Authorities in Kep town said they stopped the dumping of 112 tons of spoiled fish, rice, soybean and corn powder belonging to the World Food Program that was being unloaded on a hillside in the coastal town.
“We did not allow the WFP to dump waste at that location because Kep province is a tourist area. It would affect our tourism and visitors,” Kep City Governor Ngin Nginda said yesterday, adding that the canned fish and other spoiled food stuff was escorted by police back to the WFP’s Phnom Penh warehouse.
Mr Nginda said that police intervened to prevent the waste disposal and that the WFP trucks, which had traveled through Monday night to reach Kep city, were ordered to drive back to the capital at 4 pm yesterday. The hillside was not a dumpsite, he said.
“We…sent them back to their origin in Phnom Penh after we finishing a report,” Mr Nginda said.
Kep Provincial Governor Has Saret said all food aid was past its expiry date.
WFP Deputy Country Director Kenneth Crossley declined to answer questions by telephone yesterday but later issued a statement regarding the dumping incident.
According to Mr Crossley, the WFP had contracted a private company to carry out the waste disposal and that the company, whose name Mr Crossley would not divulge, was responsible for the deciding where the 112 tons of waste was to be dumped.
“In compliance with inspector recommendations, prioritizing safety, WFP followed established procedures to dispose of the consignment,” Mr Crossley wrote.
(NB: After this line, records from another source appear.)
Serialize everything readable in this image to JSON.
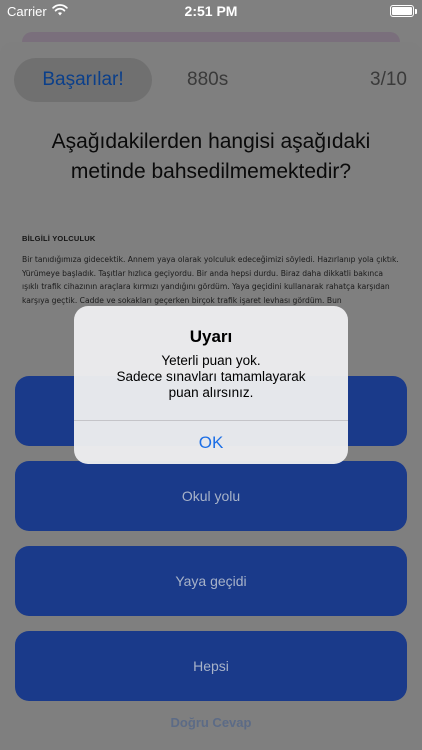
{
  "status_bar": {
    "carrier": "Carrier",
    "time": "2:51 PM",
    "wifi_icon": "wifi-icon",
    "battery_icon": "battery-icon"
  },
  "header": {
    "achievements_label": "Başarılar!",
    "timer": "880s",
    "progress": "3/10"
  },
  "question": "Aşağıdakilerden hangisi aşağıdaki metinde bahsedilmemektedir?",
  "passage": {
    "title": "BİLGİLİ YOLCULUK",
    "text": "Bir tanıdığımıza gidecektik. Annem yaya olarak yolculuk edeceğimizi söyledi. Hazırlanıp yola çıktık. Yürümeye başladık. Taşıtlar hızlıca geçiyordu. Bir anda hepsi durdu. Biraz daha dikkatli bakınca ışıklı trafik cihazının araçlara kırmızı yandığını gördüm. Yaya geçidini kullanarak rahatça karşıdan karşıya geçtik. Cadde ve sokakları geçerken birçok trafik işaret levhası gördüm. Bun"
  },
  "answers": [
    {
      "label": ""
    },
    {
      "label": "Okul yolu"
    },
    {
      "label": "Yaya geçidi"
    },
    {
      "label": "Hepsi"
    }
  ],
  "correct_answer_label": "Doğru Cevap",
  "alert": {
    "title": "Uyarı",
    "message_lines": [
      "Yeterli puan yok.",
      "Sadece sınavları tamamlayarak",
      "puan alırsınız."
    ],
    "ok_label": "OK"
  },
  "colors": {
    "answer_button": "#1a3a8a",
    "accent": "#1d6fe6",
    "overlay": "#808080"
  }
}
“The choice of location is made by the contracted firm…. WFP has requested the disposal firm to suspend all activity while we examine claims raised in the media regarding the proposed disposal site,” he said.
“Cases such as these are very very rare.”
(Additional reporting Alice Foster)